>>>>

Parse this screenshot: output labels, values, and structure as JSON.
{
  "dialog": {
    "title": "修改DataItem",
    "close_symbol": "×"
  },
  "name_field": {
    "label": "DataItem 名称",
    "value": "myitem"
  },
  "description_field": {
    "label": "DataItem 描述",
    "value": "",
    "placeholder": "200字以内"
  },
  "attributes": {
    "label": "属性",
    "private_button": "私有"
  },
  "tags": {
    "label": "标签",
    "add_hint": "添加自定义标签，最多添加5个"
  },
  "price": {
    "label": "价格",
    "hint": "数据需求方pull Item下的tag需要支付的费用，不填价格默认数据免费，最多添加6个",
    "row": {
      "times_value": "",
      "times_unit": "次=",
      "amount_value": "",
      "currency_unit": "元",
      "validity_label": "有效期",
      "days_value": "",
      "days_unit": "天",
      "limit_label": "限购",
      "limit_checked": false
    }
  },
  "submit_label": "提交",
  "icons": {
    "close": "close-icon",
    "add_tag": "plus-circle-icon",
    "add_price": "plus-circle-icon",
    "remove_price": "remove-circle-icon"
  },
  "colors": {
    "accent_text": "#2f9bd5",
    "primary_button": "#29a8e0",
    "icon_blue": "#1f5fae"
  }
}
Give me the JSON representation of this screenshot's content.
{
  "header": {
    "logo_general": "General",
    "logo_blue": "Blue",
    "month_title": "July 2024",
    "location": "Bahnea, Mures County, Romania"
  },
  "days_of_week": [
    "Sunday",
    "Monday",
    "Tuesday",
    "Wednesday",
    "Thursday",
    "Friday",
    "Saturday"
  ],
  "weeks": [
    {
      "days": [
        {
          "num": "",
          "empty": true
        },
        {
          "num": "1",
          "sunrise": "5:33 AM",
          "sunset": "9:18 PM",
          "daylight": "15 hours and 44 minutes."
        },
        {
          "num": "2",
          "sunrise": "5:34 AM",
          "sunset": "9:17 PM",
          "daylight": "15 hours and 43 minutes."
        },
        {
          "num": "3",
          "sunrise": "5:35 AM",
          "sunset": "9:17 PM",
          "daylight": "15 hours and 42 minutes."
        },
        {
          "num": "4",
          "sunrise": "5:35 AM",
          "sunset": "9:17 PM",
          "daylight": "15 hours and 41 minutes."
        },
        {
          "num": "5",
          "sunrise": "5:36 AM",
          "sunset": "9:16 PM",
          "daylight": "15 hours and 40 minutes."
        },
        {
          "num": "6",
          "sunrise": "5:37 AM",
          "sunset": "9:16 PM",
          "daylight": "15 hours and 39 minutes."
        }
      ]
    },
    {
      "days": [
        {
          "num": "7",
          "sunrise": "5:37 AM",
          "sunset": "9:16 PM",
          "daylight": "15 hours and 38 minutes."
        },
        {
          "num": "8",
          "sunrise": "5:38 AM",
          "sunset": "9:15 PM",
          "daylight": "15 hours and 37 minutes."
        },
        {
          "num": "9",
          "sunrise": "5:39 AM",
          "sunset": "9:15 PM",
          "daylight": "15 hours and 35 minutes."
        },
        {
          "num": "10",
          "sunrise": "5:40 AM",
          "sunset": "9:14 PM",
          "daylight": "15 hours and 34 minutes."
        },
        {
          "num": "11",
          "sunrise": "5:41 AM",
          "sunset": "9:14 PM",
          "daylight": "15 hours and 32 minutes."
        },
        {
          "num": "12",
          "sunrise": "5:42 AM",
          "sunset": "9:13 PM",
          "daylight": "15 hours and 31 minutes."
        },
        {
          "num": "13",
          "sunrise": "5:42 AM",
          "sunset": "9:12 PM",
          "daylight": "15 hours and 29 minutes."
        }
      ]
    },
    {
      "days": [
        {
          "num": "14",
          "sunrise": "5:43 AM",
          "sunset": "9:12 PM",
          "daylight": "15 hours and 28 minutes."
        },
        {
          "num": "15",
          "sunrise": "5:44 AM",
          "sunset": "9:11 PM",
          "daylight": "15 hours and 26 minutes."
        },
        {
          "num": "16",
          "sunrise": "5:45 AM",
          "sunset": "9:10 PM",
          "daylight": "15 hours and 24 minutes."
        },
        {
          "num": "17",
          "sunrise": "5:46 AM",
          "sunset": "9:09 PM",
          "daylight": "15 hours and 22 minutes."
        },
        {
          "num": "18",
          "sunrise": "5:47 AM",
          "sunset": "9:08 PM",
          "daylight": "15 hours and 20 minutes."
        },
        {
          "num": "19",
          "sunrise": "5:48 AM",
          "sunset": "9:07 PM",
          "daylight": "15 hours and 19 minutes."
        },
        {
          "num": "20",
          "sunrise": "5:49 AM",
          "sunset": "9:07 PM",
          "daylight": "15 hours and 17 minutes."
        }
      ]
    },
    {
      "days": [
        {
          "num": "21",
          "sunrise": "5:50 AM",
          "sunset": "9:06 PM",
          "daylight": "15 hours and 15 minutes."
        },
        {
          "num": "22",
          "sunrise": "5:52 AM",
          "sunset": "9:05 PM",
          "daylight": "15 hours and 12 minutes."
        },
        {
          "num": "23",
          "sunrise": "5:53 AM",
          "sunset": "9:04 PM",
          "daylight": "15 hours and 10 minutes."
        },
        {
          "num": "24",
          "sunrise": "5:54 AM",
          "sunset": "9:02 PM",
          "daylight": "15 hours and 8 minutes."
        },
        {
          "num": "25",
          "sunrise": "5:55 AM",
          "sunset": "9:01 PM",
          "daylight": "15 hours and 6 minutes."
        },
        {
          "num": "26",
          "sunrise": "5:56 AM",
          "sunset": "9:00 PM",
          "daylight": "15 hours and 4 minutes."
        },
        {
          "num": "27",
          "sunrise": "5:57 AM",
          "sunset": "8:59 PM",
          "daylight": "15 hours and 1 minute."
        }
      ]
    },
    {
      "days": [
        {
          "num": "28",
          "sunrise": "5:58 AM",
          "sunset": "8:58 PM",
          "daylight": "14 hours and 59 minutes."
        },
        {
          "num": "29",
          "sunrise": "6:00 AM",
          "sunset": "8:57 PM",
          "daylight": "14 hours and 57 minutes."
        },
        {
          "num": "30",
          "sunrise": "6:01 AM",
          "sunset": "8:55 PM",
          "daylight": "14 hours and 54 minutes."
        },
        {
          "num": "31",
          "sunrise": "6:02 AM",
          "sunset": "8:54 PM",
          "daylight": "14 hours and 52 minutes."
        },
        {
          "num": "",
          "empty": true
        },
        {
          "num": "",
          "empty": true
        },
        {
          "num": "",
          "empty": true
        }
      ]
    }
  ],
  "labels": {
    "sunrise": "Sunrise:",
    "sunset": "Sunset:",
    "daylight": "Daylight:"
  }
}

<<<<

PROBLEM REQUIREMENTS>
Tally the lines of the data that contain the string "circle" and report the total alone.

RESPONSE BELOW>
3